Among the entries below, please show each line that carries the word "Training".

──────── Information given ────────

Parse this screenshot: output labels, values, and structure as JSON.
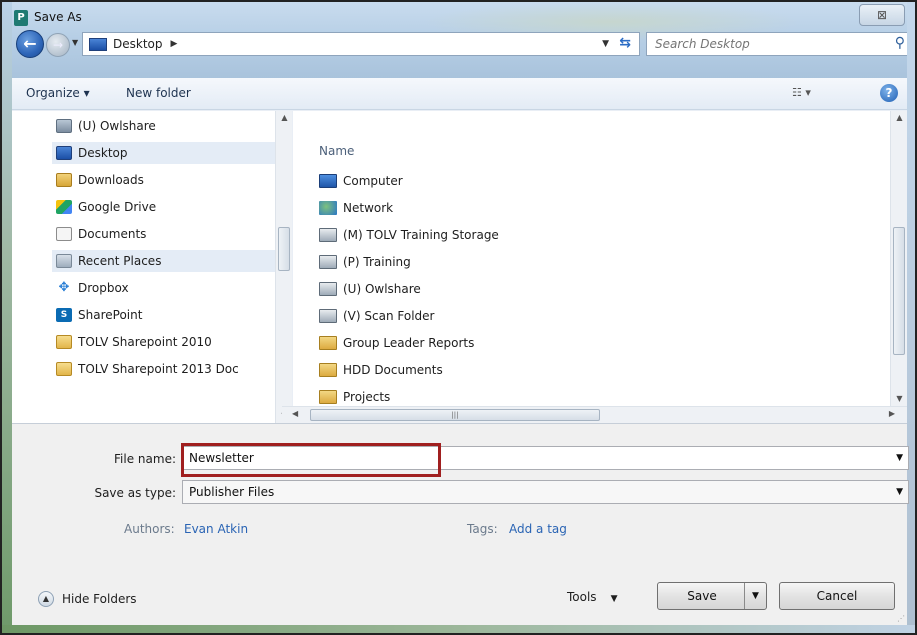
{
  "window": {
    "title": "Save As",
    "app_icon": "publisher-icon",
    "close_glyph": "⊠"
  },
  "nav": {
    "location": "Desktop",
    "search_placeholder": "Search Desktop"
  },
  "toolbar": {
    "organize_label": "Organize ▾",
    "new_folder_label": "New folder",
    "views_glyph": "▾",
    "help_glyph": "?"
  },
  "sidebar": {
    "items": [
      {
        "label": "(U) Owlshare",
        "icon": "network-drive-icon"
      },
      {
        "label": "Desktop",
        "icon": "desktop-icon",
        "selected": true
      },
      {
        "label": "Downloads",
        "icon": "downloads-icon"
      },
      {
        "label": "Google Drive",
        "icon": "google-drive-icon"
      },
      {
        "label": "Documents",
        "icon": "documents-icon"
      },
      {
        "label": "Recent Places",
        "icon": "recent-places-icon"
      },
      {
        "label": "Dropbox",
        "icon": "dropbox-icon"
      },
      {
        "label": "SharePoint",
        "icon": "sharepoint-icon"
      },
      {
        "label": "TOLV Sharepoint 2010",
        "icon": "folder-icon"
      },
      {
        "label": "TOLV Sharepoint 2013 Doc",
        "icon": "folder-icon"
      }
    ]
  },
  "files": {
    "column_header": "Name",
    "items": [
      {
        "label": "Computer",
        "icon": "computer-icon"
      },
      {
        "label": "Network",
        "icon": "network-icon"
      },
      {
        "label": "(M) TOLV Training Storage",
        "icon": "network-drive-icon"
      },
      {
        "label": "(P) Training",
        "icon": "network-drive-icon"
      },
      {
        "label": "(U) Owlshare",
        "icon": "network-drive-icon"
      },
      {
        "label": "(V) Scan Folder",
        "icon": "network-drive-icon"
      },
      {
        "label": "Group Leader Reports",
        "icon": "shortcut-folder-icon"
      },
      {
        "label": "HDD Documents",
        "icon": "shortcut-folder-icon"
      },
      {
        "label": "Projects",
        "icon": "shortcut-folder-icon"
      }
    ]
  },
  "form": {
    "file_name_label": "File name:",
    "file_name_value": "Newsletter",
    "save_type_label": "Save as type:",
    "save_type_value": "Publisher Files",
    "authors_label": "Authors:",
    "authors_value": "Evan Atkin",
    "tags_label": "Tags:",
    "tags_value": "Add a tag"
  },
  "footer": {
    "hide_folders_label": "Hide Folders",
    "tools_label": "Tools",
    "save_label": "Save",
    "cancel_label": "Cancel"
  },
  "colors": {
    "highlight_box": "#a01f1f",
    "link": "#2a64b4",
    "selection": "#e4ecf6"
  }
}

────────

Answer for this exercise:
        "label": "(M) TOLV Training Storage",
        "label": "(P) Training",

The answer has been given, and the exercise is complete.